  • 2nd DWI Charge/ Offense – After a first offense, the charges associated with DWI in Texas boost significantly. A 2nd offense might lead to fines of up to $4,000 and a jail sentence of one month to one year. The license suspension associated with a Second DWI offense can last up to 2 years, and there might be a three-year annual surcharge of as much as $2,000. In addition, you may be needed to set up an ignition interlock device in your automobile. Under Federal Motor Carrier Safety Administration (FMCSA) policies, an individual who holds a commercial driver’s license (CDL) goes through a. 04 blood alcohol content (BAC) limitation when he or she is operating motorist’s license. While it might be appealing to just drive while your license is suspended, it is very possible that this will exacerbate your legal difficulties. Luckily, Texas law allows individuals whose motorists’ licenses are suspended to request an occupational license, likewise referred to as a restricted license or a hardship license. These licenses allow individuals whose motorists’ licenses are suspended to drive to and from specific locations during the suspension, such as school, work, or for the efficiency of household tasks. In order to obtain an occupational license, you should:
    • File a request with the court that is handling your DWI case
    • Acquire a court order for an occupational license and other supporting documents to the Texas Department of Public Safety (DPS)
    • Pay a $10 charge to get an Occupational License; and
    • Pay license reinstatement charges.

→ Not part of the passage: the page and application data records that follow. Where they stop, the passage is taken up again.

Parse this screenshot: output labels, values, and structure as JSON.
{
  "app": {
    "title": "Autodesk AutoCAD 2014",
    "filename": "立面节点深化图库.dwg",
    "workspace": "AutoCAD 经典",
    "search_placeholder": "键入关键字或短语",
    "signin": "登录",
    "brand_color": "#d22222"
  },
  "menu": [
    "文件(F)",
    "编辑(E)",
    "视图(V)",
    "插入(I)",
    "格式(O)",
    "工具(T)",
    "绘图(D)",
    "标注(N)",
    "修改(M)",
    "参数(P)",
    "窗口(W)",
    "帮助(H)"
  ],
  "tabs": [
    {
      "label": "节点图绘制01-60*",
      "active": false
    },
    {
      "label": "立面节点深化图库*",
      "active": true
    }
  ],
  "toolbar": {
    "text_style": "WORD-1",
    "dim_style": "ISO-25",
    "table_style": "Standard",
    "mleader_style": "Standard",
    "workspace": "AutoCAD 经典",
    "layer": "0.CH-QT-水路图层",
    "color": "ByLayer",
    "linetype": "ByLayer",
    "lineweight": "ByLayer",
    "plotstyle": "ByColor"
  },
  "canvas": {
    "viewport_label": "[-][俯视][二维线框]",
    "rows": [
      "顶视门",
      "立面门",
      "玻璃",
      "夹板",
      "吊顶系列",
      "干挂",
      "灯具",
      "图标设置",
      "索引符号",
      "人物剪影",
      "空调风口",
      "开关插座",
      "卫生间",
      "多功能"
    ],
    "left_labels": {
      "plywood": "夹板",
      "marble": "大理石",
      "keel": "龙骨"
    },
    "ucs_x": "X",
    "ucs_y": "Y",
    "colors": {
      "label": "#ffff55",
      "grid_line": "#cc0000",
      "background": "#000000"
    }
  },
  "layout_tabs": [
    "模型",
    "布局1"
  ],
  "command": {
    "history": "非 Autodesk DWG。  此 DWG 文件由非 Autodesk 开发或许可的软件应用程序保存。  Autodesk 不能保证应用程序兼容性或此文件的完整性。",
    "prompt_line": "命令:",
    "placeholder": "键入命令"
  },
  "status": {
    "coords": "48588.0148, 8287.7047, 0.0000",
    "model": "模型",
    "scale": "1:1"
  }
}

While the procedure of obtaining an occupational license may seem complex, it is well worth it for people who have to continue driving. A knowledgeable DWI attorney can help you through the procedure and make sure it goes as efficiently as possible.

RESTORE YOUR TEXAS DRIVER’S LICENSE

While the actions to renew your chauffeur’s license are typically very clear, the procedure often takes a significant quantity of time and effort. These steps include the following:

  • Complete any duration of revocation or suspension ordered by the court
  • Pay all fines related to your DWI, consisting of court expenses
  • Complete any sentence ordered by the court
  • Complete the Alcohol Education Program for Minors, the DWI Education Program, or the DWI Intervention Program, whichever the court orders; and
  • Pay all charges connected with License Reinstatement and Additional charges.

Getting a DWI in Texas is an expensive event. In addition to any court-ordered fines and insurance coverage increases that you face, there are legal costs as well as extra fees to restore your license. For example, you should pay a $125 fee after an Administrative License Revocation in order to restore your license. In addition, under the Texas Motorist Responsibility Program, you need to pay additional charges related to the maintenance of your license, which can be as much as $2,000 each year for three years.